For a moment, someone was actually paying attention to what was going on in Jermaine Wilson's north Tulsa neighborhood.

In the days after what authorities describe as racially motivated shootings that killed three people and wounded two more earlier this month, the national spotlight was on the crime-ridden neighborhood, where iron bars on windows belie the toys strewn in people's front yards. The Rev. Jesse Jackson and the national president of the NAACP showed up. Local church and civic leaders pledged things would finally change for the better.

But after two men were arrested for the shootings and the furor finally died down, Wilson and others in Tulsa's predominantly black north side were left with more doubts than hopes the area would truly improve.

"Ain't nothing going to change around here," said Wilson, 30, who has lived on the north side all his life and inherited his tiny home from his grandmother. "It's like a little Vietnam here, everyone walking around with their AK-47s."

Marquis Harley notes he's still afraid, even though the suspects are behind bars.

"When night comes, I'm inside," the 21-year-old Harley said. "Around nine o'clock, all I hear is gunshots."

That's not to say the shooting rampage wasn't terrifying. The fear was palpable as police canvassed neighborhoods for a white shooter they said had targeted victims as they were walking near their homes. All of the victims were black.

After a tense two-day search, police arrested 19-year-old Jake England and 33-year-old Alvin Watts early Easter Sunday. Watts is white; England's attorney has said England is Cherokee Indian. They face charges of first-degree murder, shooting with intent to kill and malicious harassment.

Authorities believe England may have wanted to avenge his father's shooting death by a black man two years ago. However, England has said he has no ill-will toward black people.

The shootings happened not far from one of the nation's worst race riots more than 90 years ago, where as many as 300 blacks died. Today, beyond Tulsa's oil mansions and downtown bustle, some black residents still consider this northeastern Oklahoma city of 391,000 divided. The north side today is pocked with blight, vacant lots and its share of crime _ what the past three decades or so didn't take here, the recession did.

Standing near a sometimes-basketball court overgrown with weeds and sprinkled with glass shards, Harley and 20-year-old Terance Brown describe what summer life is like in north Tulsa for young black men.

"All you see over there is a barber shop and a liquor store," Harley said, gesturing down the street. He mows lawns for extra money and says he wishes he could buy up some of the abandoned houses on his street _ the ones with plywood covering windows and doors, spray-painted with the street addresses because the weeds are too tall to see the numbers on the curb _ so more young people like him would move in.

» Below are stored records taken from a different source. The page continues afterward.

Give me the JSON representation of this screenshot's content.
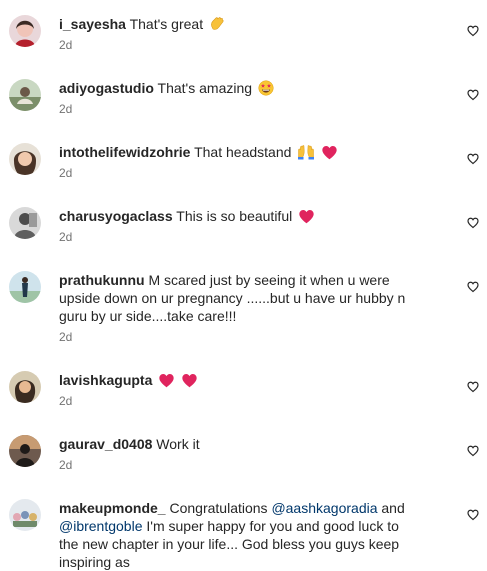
{
  "comments": [
    {
      "username": "i_sayesha",
      "text": "That's great",
      "emojis": [
        "clapping-hands"
      ],
      "time": "2d"
    },
    {
      "username": "adiyogastudio",
      "text": "That's amazing",
      "emojis": [
        "star-struck"
      ],
      "time": "2d"
    },
    {
      "username": "intothelifewidzohrie",
      "text": "That headstand",
      "emojis": [
        "raising-hands",
        "red-heart"
      ],
      "time": "2d"
    },
    {
      "username": "charusyogaclass",
      "text": "This is so beautiful",
      "emojis": [
        "red-heart"
      ],
      "time": "2d"
    },
    {
      "username": "prathukunnu",
      "text": "M scared just by seeing it when u were upside down on ur pregnancy ......but u have ur hubby n guru by ur side....take care!!!",
      "emojis": [],
      "time": "2d"
    },
    {
      "username": "lavishkagupta",
      "text": "",
      "emojis": [
        "red-heart",
        "red-heart"
      ],
      "time": "2d"
    },
    {
      "username": "gaurav_d0408",
      "text": "Work it",
      "emojis": [],
      "time": "2d"
    },
    {
      "username": "makeupmonde_",
      "text_parts": [
        {
          "type": "text",
          "value": "Congratulations "
        },
        {
          "type": "mention",
          "value": "@aashkagoradia"
        },
        {
          "type": "text",
          "value": " and "
        },
        {
          "type": "mention",
          "value": "@ibrentgoble"
        },
        {
          "type": "text",
          "value": " I'm super happy for you and good luck to the new chapter in your life... God bless you guys keep inspiring as"
        }
      ],
      "emojis": [],
      "time": ""
    }
  ],
  "icons": {
    "like": "heart-outline-icon"
  },
  "colors": {
    "text": "#262626",
    "secondary": "#737373",
    "mention": "#00376b",
    "heart_red": "#e0245e"
  }
}
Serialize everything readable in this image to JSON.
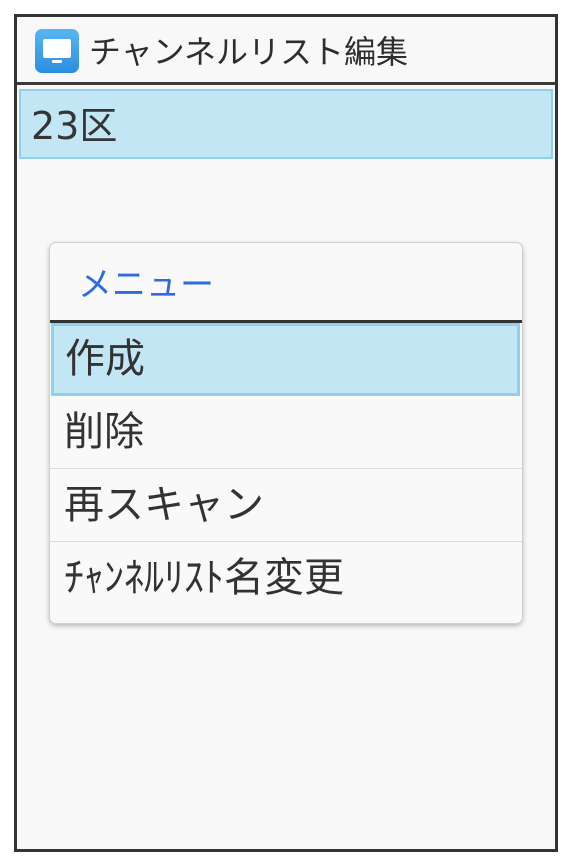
{
  "header": {
    "title": "チャンネルリスト編集",
    "icon": "tv-icon"
  },
  "list": {
    "selected_item": "23区"
  },
  "menu": {
    "title": "メニュー",
    "items": [
      {
        "label": "作成",
        "selected": true
      },
      {
        "label": "削除",
        "selected": false
      },
      {
        "label": "再スキャン",
        "selected": false
      },
      {
        "label": "ﾁｬﾝﾈﾙﾘｽﾄ名変更",
        "selected": false
      }
    ]
  },
  "colors": {
    "selection_bg": "#c3e6f5",
    "selection_border": "#8fd0ec",
    "accent_title": "#2f6ae0",
    "icon_blue": "#2a8ee0"
  }
}
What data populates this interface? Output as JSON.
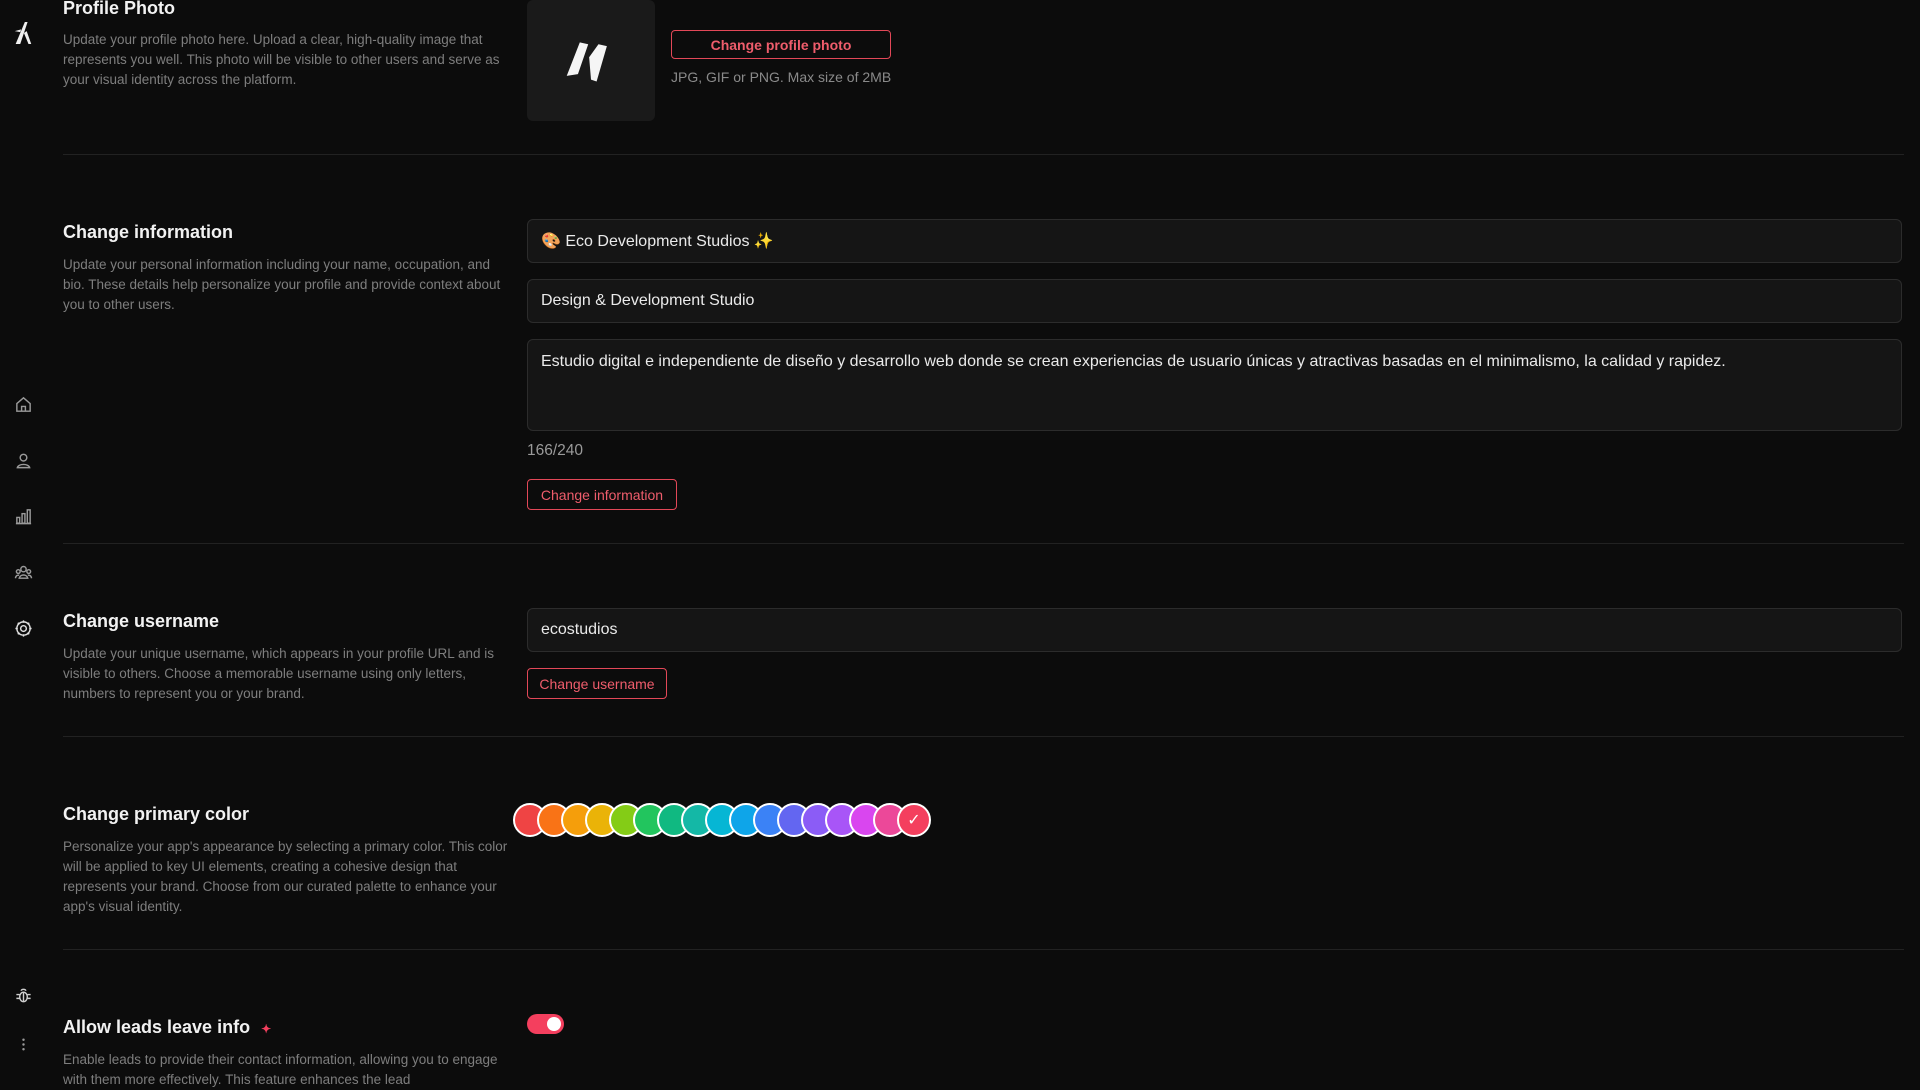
{
  "sidebar": {
    "items": [
      {
        "icon": "logo-icon"
      },
      {
        "icon": "home-icon"
      },
      {
        "icon": "user-icon"
      },
      {
        "icon": "bar-chart-icon"
      },
      {
        "icon": "team-icon"
      },
      {
        "icon": "settings-icon"
      },
      {
        "icon": "bug-icon"
      },
      {
        "icon": "more-vertical-icon"
      }
    ]
  },
  "profile_photo": {
    "title": "Profile Photo",
    "description": "Update your profile photo here. Upload a clear, high-quality image that represents you well. This photo will be visible to other users and serve as your visual identity across the platform.",
    "button_label": "Change profile photo",
    "hint": "JPG, GIF or PNG. Max size of 2MB"
  },
  "change_information": {
    "title": "Change information",
    "description": "Update your personal information including your name, occupation, and bio. These details help personalize your profile and provide context about you to other users.",
    "name_value": "🎨 Eco Development Studios ✨",
    "occupation_value": "Design & Development Studio",
    "bio_value": "Estudio digital e independiente de diseño y desarrollo web donde se crean experiencias de usuario únicas y atractivas basadas en el minimalismo, la calidad y rapidez.",
    "char_count": "166/240",
    "button_label": "Change information"
  },
  "change_username": {
    "title": "Change username",
    "description": "Update your unique username, which appears in your profile URL and is visible to others. Choose a memorable username using only letters, numbers to represent you or your brand.",
    "username_value": "ecostudios",
    "button_label": "Change username"
  },
  "primary_color": {
    "title": "Change primary color",
    "description": "Personalize your app's appearance by selecting a primary color. This color will be applied to key UI elements, creating a cohesive design that represents your brand. Choose from our curated palette to enhance your app's visual identity.",
    "swatches": [
      "#ef4444",
      "#f97316",
      "#f59e0b",
      "#eab308",
      "#84cc16",
      "#22c55e",
      "#10b981",
      "#14b8a6",
      "#06b6d4",
      "#0ea5e9",
      "#3b82f6",
      "#6366f1",
      "#8b5cf6",
      "#a855f7",
      "#d946ef",
      "#ec4899",
      "#f43f5e"
    ],
    "selected_index": 16,
    "check_mark": "✓"
  },
  "allow_leads": {
    "title": "Allow leads leave info",
    "sparkle": "✦",
    "description": "Enable leads to provide their contact information, allowing you to engage with them more effectively. This feature enhances the lead",
    "enabled": true
  },
  "colors": {
    "accent": "#f43f5e",
    "button_border": "#e24858"
  }
}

"It's just crazy what they do out here," Brown said. "I've been shot before. ... And I'm just an innocent bystander getting out of the car."

Theophilus Ballard, an 84-year-old retired truck driver who was born in Tulsa and came back to live here in 1974, said the north side has always been worse off than the rest of the city, and he doesn't expect that to change now.

"I don't know. People just live better over there, I think, than they do over here. If you have a good job and plenty of money, you want to get away from here," he said.

Others, though, do have hope.

At the First Baptist Church North Tulsa where Jackson preached about redemption, senior pastor Anthony Scott said the black community is still riding the euphoria of the weekend, when talk turned to hope and revitalization.

"It's really incumbent on leaders like myself to bring that to fruition, to rebuild hope and trust and rebuild infrastructure," Scott said. "I do feel like the common citizen in north Tulsa feels like they've finally received genuine sympathy and concern from the Tulsa community, and they don't want that to go away.

"There might be a sense of, `here we go again,' but this expression of grief and concern from the entire city has certainly given them a feeling that there aren't two Tulsas, but one."

State Rep.-elect Kevin Matthews, a retired firefighter whose district encompasses north Tulsa, said the city needs to acknowledge the "blatant disparity" between north Tulsa and the rest of the city in terms of infrastructure, grocery stores and businesses with good-paying jobs.

"We have so many people leaving right now," Matthews said. "They want to go where they can drive two blocks to a franchise chain to eat. People are wanting to go to where schools are opening instead of closing. Therefore, what's left is those people that don't have that opportunity and they don't have a voice."